WASHINGTON – Sen. John Kennedy (R-La.), a member of the Senate Banking Committee, today joined Sen. Kevin Cramer (R-N.D.) and more than 15 other senators in urging Securities and Exchange Commission (SEC) Chair Gary Gensler to withdraw a proposed rule that would require publicly-traded companies to disclose their greenhouse gas (GHG) emissions and other information related to climate change.
“The SEC is not tasked with environmental regulation, nor has Congress amended the SEC’s regulatory authority to pursue the proposed climate disclosures. Further, there are serious questions about whether the SEC has the technical expertise to assess climate models and underlying assumptions used in companies’ metrics and disclosures. Without such technical expertise, the SEC will likely review submissions arbitrarily, leading to uneven or unfair application,” the senators wrote.
“After failed attempts to enact radical climate policy via legislation, this rule is yet another example of the Biden Administration’s efforts to have unelected bureaucrats implement its preferred agenda through regulation. To make matters worse, the SEC is limiting the public’s input on this proposed rule by restricting the comment period to only 60 days, which is insufficient for such an enormously complex and consequential rule,” they continued.
The senators point out that the SEC’s proposed rule would impose billions of dollars in new compliance costs on public companies, harm investors who would face reduced shareholder returns and discourage companies from going public.

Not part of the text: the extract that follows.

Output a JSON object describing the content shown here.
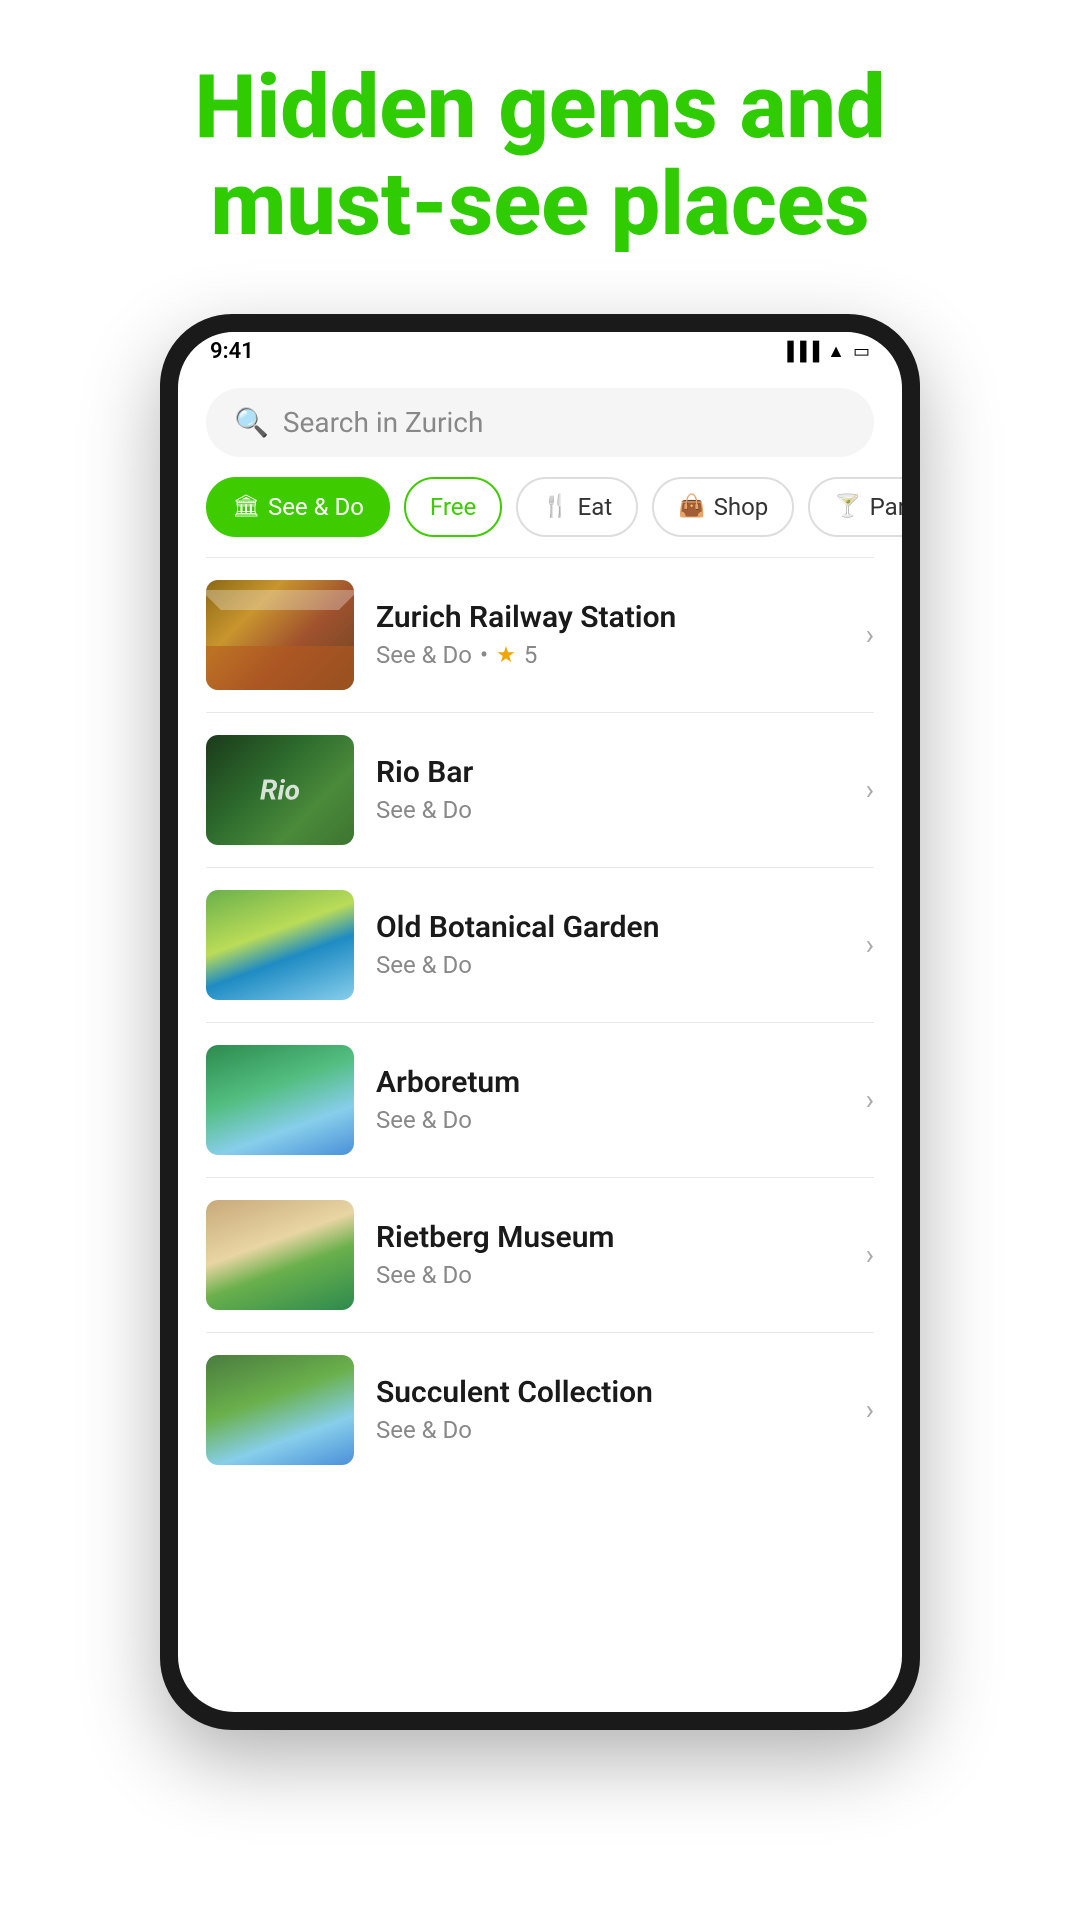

“This anti-energy rhetoric and policy coming from the Biden Administration is having a chilling effect on markets and long-term investments, starving the American oil, gas, and mining industries of access to the credit and capital they need to grow production while reducing their GHG emissions. This proposed rule will only further allocate capital away from domestic fossil fuel producers, increase the costs of energy for everyday Americans, and transfer investment to dirtier sources of energy overseas,” concluded the senators.
The letter is also directed to SEC Commissioners Hester M. Peirce, Allison Herren Lee and Caroline A. Crenshaw.
The letter is available here.